You can’t save money if you have children.
1 min read


The statement “You can’t save money if you have children” is a financial fallacy because it implies that having children inevitably leads to financial stress or impossibility to save, which is not universally true. The ability to save money is contingent largely on personal financial management, budgeting skills, and prioritization. While it is undeniable that raising children involves significant expenses, these costs can be planned for and managed effectively without sacrificing the ability to save. It is essential to factor in these expenses into your overall budget, just like you’d do with any other major recurring expense.

The cost of raising children, including education, healthcare, and daily living expenses, seems overwhelming and never-ending. The media frequently highlights these costs, and we often hear stories from stressed-out parents who feel that every penny earned goes straight to their children’s expenses. This constant emphasis on the financial pressure associated with raising children can lead people to believe that saving money while having kids is an impossible task.

An effective financial strategy when you have children or are planning to have them involves practicing disciplined and strategic financial planning. This includes setting a budget, consistently following it, and allocating your resources thoughtfully. It means reducing unnecessary expenses, instilling the value of money in your children from an early age, and seeking out economical alternatives for expensive necessities. It’s also important to start saving for their future, such as college expenses, right from the start.

Further readings specific to this fallacy:

  1. “The Opposite of Spoiled: Raising Kids Who Are Grounded, Generous, and Smart About Money” by Ron Lieber. Book Link. This book provides valuable insights about raising financially smart children.

  2. “Zero Debt for College Grads: From Student Loans to Financial Freedom” by Lynnette Khalfani-Cox. Book Link. This book shares strategies on managing and eventually eliminating student loan debt.

  3. “Raising Financially Fit Kids” by Joline Godfrey. Book Link This book offers guidance on teaching financial literacy to kids.

  4. “Smart Money Smart Kids: Raising the Next Generation to Win with Money” by Dave Ramsey and Rachel Cruze. Book Link This resource offers practical advice on raising money-smart kids.
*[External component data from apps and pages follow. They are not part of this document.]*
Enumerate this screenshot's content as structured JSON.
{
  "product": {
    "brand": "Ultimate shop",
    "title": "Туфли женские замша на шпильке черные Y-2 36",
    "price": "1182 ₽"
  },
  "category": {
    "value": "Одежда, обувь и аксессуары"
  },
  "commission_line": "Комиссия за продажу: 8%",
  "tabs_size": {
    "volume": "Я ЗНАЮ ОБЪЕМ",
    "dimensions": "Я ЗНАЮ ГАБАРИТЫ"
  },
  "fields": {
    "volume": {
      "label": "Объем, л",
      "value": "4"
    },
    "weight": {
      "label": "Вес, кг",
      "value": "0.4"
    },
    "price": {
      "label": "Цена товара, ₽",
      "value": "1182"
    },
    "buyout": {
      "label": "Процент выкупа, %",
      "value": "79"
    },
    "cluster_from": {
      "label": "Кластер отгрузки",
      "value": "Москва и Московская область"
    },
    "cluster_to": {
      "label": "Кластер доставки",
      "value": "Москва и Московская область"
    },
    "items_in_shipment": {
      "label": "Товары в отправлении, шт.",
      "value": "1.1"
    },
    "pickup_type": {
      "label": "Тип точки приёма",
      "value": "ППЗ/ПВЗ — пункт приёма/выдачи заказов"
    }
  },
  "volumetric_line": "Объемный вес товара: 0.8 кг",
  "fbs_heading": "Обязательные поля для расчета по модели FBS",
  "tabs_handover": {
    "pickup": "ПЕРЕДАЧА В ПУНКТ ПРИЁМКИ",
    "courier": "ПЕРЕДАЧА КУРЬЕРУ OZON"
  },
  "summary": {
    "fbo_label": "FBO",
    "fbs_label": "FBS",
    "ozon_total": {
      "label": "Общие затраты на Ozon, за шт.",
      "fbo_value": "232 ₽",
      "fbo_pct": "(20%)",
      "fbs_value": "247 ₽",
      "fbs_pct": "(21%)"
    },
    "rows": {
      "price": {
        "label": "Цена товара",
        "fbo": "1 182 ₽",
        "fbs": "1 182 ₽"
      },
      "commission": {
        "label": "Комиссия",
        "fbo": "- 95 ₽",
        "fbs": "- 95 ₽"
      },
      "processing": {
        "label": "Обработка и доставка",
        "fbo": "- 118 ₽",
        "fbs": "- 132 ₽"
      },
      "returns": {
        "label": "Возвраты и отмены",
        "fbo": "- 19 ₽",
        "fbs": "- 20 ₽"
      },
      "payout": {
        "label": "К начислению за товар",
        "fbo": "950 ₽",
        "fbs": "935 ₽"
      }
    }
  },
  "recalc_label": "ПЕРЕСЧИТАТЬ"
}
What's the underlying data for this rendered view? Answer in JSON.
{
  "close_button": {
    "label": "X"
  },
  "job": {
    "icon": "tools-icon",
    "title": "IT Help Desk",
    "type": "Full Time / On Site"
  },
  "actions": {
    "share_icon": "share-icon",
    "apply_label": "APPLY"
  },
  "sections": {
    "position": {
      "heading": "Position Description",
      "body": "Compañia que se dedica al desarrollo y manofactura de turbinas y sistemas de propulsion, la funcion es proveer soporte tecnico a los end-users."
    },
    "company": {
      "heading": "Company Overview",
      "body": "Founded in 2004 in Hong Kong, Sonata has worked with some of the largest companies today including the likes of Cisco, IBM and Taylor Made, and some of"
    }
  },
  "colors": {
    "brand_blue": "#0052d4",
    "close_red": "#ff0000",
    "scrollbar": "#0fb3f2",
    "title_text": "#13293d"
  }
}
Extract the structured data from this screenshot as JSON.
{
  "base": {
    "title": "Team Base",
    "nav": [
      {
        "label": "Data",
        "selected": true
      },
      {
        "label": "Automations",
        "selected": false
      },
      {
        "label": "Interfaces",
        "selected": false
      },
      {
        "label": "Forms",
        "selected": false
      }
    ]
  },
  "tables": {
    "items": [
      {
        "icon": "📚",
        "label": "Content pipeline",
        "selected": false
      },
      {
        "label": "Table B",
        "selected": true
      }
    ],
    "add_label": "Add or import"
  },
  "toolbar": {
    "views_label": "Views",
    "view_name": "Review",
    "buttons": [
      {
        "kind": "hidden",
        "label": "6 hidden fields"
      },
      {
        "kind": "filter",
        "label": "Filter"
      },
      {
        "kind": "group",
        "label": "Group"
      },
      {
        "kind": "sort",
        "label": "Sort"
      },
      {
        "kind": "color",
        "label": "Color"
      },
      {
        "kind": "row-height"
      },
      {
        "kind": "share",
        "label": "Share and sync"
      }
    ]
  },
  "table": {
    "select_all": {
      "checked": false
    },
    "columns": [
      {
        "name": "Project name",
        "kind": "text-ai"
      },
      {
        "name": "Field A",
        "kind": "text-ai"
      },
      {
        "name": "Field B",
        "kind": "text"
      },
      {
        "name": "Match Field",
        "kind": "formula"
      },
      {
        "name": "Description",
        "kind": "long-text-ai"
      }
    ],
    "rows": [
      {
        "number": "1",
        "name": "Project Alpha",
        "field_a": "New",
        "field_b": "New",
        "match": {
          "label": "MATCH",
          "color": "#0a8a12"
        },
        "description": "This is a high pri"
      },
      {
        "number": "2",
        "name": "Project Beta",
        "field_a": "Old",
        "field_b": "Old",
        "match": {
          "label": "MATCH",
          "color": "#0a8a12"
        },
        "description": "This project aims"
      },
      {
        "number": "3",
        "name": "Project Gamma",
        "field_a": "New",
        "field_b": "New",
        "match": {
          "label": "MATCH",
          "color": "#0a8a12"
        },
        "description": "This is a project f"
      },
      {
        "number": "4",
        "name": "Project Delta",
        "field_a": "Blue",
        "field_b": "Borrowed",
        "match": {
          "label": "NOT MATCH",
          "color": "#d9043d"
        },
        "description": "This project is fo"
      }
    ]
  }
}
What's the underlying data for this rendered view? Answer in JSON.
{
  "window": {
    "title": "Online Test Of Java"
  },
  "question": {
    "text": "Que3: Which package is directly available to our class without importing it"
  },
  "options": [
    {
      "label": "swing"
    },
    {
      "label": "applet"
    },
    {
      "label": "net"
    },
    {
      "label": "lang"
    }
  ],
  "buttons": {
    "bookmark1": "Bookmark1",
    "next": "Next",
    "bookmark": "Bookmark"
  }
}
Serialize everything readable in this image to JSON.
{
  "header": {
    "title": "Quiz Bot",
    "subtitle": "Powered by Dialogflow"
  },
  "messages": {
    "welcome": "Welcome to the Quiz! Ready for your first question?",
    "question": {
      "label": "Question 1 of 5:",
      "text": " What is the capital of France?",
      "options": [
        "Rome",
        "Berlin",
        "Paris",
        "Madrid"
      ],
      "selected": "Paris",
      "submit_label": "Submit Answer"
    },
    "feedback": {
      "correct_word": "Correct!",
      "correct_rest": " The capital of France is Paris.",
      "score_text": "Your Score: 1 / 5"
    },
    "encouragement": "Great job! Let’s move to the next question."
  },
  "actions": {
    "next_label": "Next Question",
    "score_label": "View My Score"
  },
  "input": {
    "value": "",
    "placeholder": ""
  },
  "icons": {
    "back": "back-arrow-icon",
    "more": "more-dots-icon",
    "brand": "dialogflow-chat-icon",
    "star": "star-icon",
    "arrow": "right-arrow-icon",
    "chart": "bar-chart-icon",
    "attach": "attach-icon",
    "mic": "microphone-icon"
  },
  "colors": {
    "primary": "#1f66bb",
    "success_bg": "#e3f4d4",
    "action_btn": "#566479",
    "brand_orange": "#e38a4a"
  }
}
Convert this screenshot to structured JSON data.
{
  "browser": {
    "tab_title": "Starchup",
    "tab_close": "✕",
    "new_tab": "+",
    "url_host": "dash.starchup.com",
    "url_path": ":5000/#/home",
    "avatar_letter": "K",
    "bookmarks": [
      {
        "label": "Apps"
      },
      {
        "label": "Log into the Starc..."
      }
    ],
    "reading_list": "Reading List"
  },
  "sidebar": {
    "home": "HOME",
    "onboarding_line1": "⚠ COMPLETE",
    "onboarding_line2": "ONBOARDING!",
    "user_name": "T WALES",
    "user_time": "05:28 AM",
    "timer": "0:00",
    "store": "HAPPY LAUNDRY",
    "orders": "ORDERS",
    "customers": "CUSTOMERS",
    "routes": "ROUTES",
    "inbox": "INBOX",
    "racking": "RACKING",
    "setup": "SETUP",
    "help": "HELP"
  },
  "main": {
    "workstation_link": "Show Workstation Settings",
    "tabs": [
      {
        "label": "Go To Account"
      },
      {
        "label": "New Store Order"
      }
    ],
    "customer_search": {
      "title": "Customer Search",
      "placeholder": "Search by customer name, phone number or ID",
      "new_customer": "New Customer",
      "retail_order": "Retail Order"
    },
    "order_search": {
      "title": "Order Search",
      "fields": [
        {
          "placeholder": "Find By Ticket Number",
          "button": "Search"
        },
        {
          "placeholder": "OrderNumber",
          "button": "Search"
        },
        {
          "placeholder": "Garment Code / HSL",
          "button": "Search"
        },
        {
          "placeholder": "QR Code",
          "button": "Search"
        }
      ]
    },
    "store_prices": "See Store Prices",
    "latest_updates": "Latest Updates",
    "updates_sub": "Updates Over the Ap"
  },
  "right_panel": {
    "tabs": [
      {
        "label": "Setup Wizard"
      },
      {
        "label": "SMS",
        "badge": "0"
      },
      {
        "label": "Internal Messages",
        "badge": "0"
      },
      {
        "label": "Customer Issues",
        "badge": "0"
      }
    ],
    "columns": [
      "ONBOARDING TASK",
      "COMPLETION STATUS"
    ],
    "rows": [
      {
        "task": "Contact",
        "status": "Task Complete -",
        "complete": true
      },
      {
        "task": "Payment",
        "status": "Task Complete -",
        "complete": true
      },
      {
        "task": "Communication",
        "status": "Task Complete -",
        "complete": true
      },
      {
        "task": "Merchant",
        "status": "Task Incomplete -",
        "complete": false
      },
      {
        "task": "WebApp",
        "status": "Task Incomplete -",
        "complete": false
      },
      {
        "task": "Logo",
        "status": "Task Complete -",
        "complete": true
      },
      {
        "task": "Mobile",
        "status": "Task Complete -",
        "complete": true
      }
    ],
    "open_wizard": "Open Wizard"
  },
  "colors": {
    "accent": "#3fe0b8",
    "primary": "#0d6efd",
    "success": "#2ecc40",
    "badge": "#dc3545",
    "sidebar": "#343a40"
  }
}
  5. “How to Save for College and Retirement at the Same Time” on CNBC. Article Link This article explores ways to save for children’s college and retirement simultaneously.